● Your instructions
Only the number is wanted: how many lines of these entries contain the word "title"?

● Provided data
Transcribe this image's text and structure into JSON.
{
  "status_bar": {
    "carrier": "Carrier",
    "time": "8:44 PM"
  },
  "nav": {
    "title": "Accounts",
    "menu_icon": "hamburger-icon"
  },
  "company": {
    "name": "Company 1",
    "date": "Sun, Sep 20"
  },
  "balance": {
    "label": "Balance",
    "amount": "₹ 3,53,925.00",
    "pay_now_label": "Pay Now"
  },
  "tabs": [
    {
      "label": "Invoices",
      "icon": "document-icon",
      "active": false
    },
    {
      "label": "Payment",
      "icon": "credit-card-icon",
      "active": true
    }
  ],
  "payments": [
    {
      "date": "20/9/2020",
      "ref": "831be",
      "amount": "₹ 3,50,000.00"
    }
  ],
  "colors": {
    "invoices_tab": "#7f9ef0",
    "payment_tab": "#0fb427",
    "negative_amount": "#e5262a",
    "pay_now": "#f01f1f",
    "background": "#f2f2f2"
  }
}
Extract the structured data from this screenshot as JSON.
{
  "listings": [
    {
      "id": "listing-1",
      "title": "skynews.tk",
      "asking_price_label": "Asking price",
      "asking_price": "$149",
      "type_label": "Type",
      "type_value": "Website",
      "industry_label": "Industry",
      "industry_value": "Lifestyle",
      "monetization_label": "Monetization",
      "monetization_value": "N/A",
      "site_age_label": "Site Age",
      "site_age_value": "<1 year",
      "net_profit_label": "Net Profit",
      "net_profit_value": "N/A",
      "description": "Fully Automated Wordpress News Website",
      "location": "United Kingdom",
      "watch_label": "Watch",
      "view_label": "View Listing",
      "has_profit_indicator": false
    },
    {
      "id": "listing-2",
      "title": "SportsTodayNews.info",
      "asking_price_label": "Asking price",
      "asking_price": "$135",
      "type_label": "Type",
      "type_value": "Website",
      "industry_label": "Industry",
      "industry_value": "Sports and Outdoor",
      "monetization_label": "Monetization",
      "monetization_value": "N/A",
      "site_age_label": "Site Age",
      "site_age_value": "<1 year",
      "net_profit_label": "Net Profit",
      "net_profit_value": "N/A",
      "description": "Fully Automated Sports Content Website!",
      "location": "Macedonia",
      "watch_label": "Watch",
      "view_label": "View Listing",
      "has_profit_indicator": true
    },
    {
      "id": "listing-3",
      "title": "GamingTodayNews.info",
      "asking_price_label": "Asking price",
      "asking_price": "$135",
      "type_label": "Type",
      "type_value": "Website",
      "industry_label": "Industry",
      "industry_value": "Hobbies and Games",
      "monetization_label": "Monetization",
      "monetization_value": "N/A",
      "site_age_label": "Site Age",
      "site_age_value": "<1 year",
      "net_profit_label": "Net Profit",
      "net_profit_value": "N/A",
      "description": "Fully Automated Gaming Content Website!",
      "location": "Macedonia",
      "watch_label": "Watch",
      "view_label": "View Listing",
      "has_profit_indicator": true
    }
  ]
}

● Task answer
4